It is a common complaint among architects that, unlike other manufacturing systems, the way we build has remained essentially the same for hundreds of years. This presents a huge number of challenges, not only to architects but also to their clients and to contractors, with disputes over unexpected costs and time overruns - resulting in a system where contractors, clients and architects often see each other as adversaries rather than as members of a team.
The world of commercial architecture has at least gone some way to a solution: many large projects financed by developers or by the government are covered by construction bonds, which tie all parties down to a contract, and provide insurance against unexpected expenses and overruns. But what about the architects who work for small private clients? Now, thanks to a company called Bolster, designers on smaller projects can have the insurance used to streamline major projects - as well as a client matching service which can help architects and contractors find work.
Find out more about Bolster, and what it can offer architects, after the break
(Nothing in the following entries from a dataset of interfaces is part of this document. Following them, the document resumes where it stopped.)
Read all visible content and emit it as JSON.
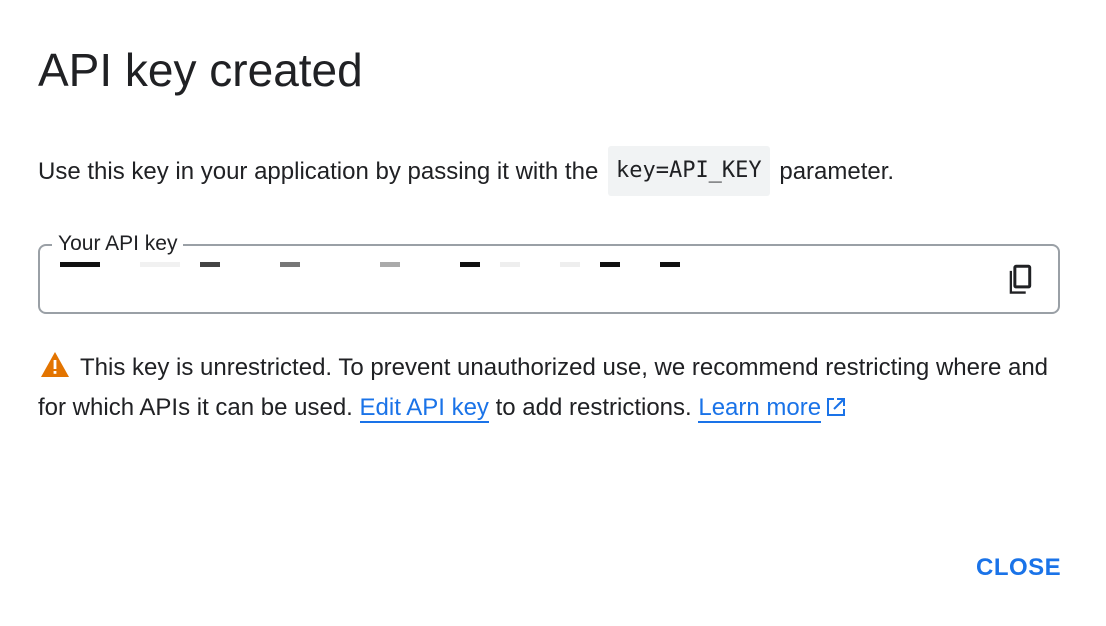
{
  "dialog": {
    "title": "API key created",
    "intro_before": "Use this key in your application by passing it with the",
    "intro_code": "key=API_KEY",
    "intro_after": "parameter.",
    "key_field": {
      "label": "Your API key",
      "value_redacted": true
    },
    "copy_icon": "copy-icon",
    "warning": {
      "icon": "warning-icon",
      "text_before": "This key is unrestricted. To prevent unauthorized use, we recommend restricting where and for which APIs it can be used.",
      "edit_link": "Edit API key",
      "text_middle": "to add restrictions.",
      "learn_link": "Learn more",
      "external_icon": "open-in-new-icon"
    },
    "close_label": "CLOSE"
  },
  "colors": {
    "accent": "#1a73e8",
    "warning": "#e37400",
    "text": "#202124",
    "border": "#9aa0a6"
  }
}
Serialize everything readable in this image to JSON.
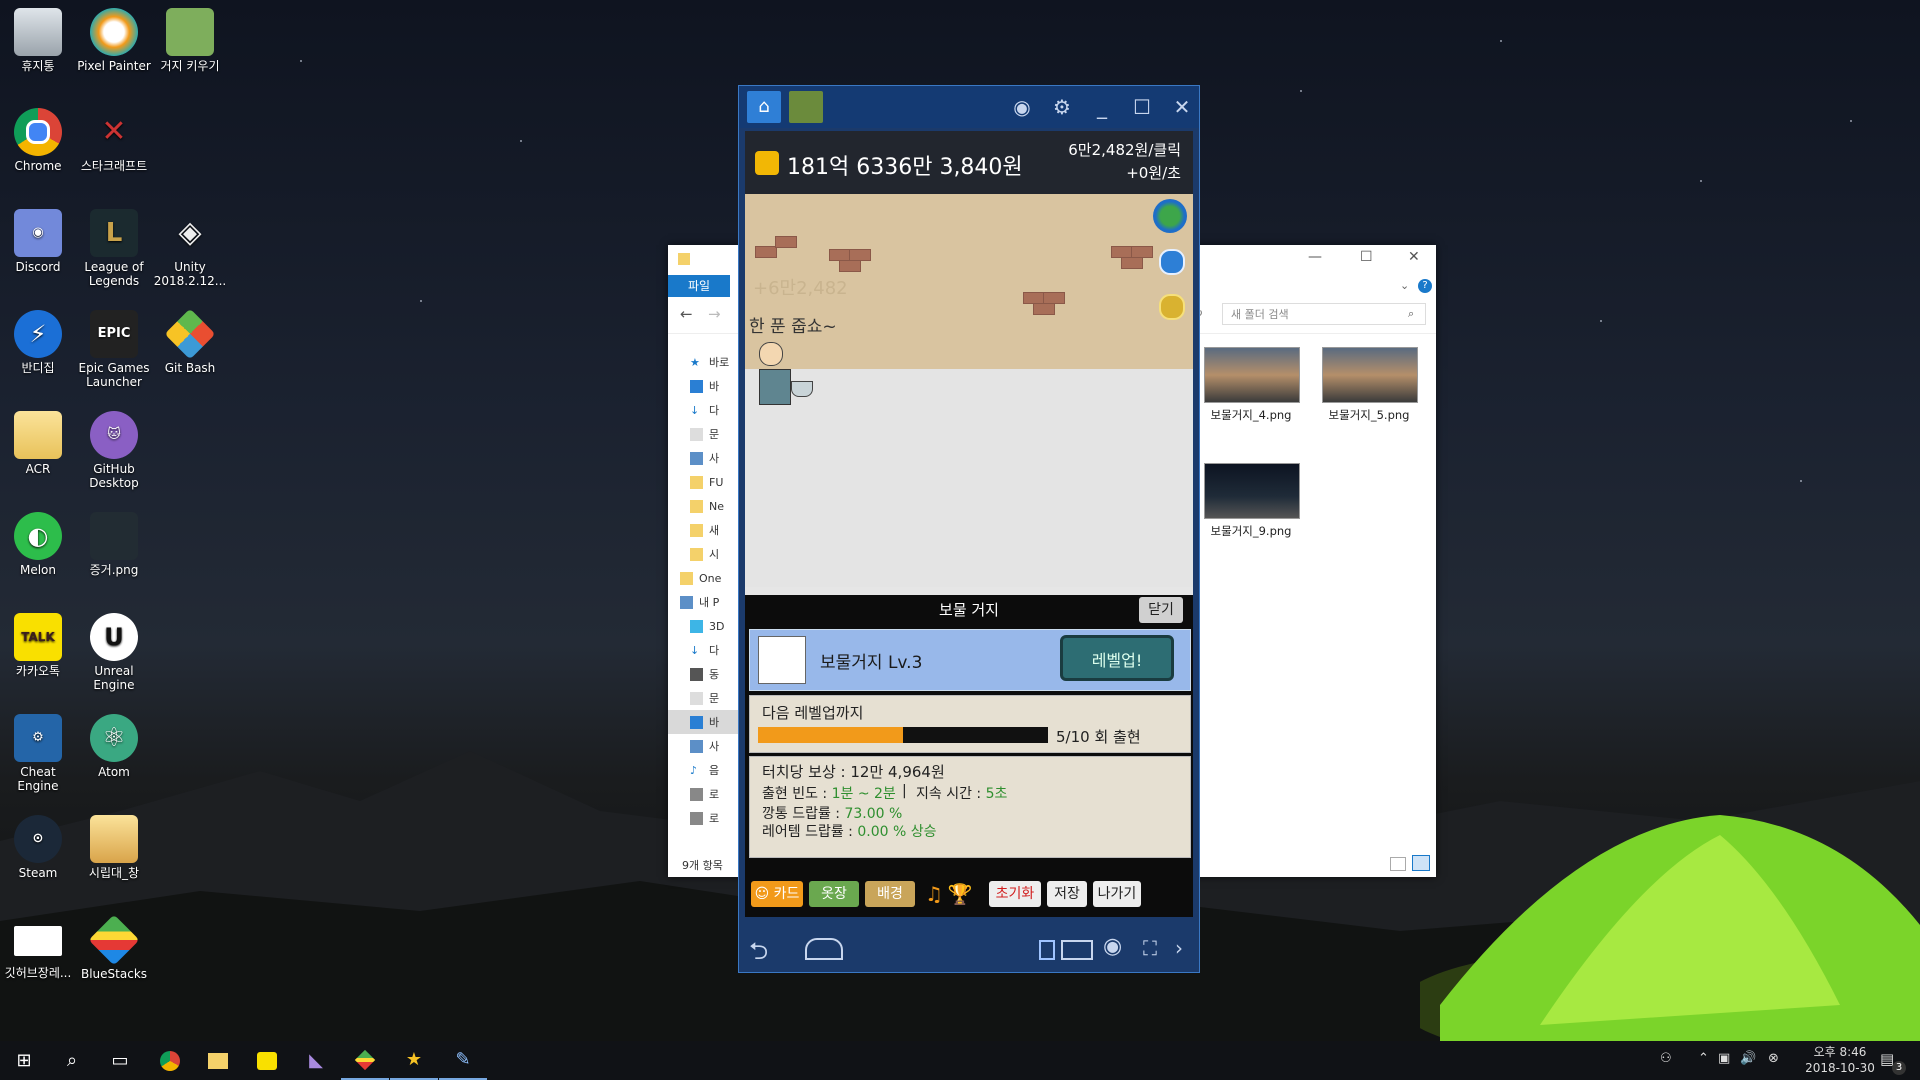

The central element of Bolster's offering is their partnership with Capitol Insurance Companies, a surety company which enables them to extend insurance to much smaller projects. This is supported by their standard contract, in which clients, architects and contractors agree to the cost and duration of the work. If for any reason there are unexpected costs incurred, the surety company foots the bill.
If this happens, the insurance company is legally entitled to seek compensation for the lost funds from the party that caused the cost increases. Though it may not sound like it at first, this is actually good news for responsible architects; the possible threat of legal action resulting from unrealistically low cost estimates levels the playing field when the client is choosing their architect.
In addition to insurance, Bolster provides a matching service, connecting its customers and their architects to the contractors that are best suited to their project. This presents obvious advantages for contractors, as it means that 'Bolstered' contractors have access to a steady stream of new clients; it also means that they are less likely to be asked to do a project which they are not interested in doing.
But for architects and their clients, it also means that Bolstered contractors have "put their money where there mouth is," passing the strict vetting process required by Bolster and their surety company, and committing themselves to deliver upon their promises.
To demonstrate their commitment to improving the lives of architects, Bolster has teamed up with the AIA, who will act as a 'discovery partner' for the company's innovative product by promoting it to their 81,000 members. "By offering Bolster to their clients, AIA architects will be better able to focus on delivering design value, with increased confidence that their work will be implemented as intended and their projects completed to quality and budget," say the AIA.
Bolster was created to address the challenges of a complex and frankly outdated industry. To do so, it focuses on providing clients with peace of mind - but in the process, it has created tangible benefits for architects, too.
Currently, Bolster is testing its Beta stage in New York only, but it welcomes applications from contractors across the US in preparation for its full launch. To find out more about Bolster and to become a Bolstered contractor, click here.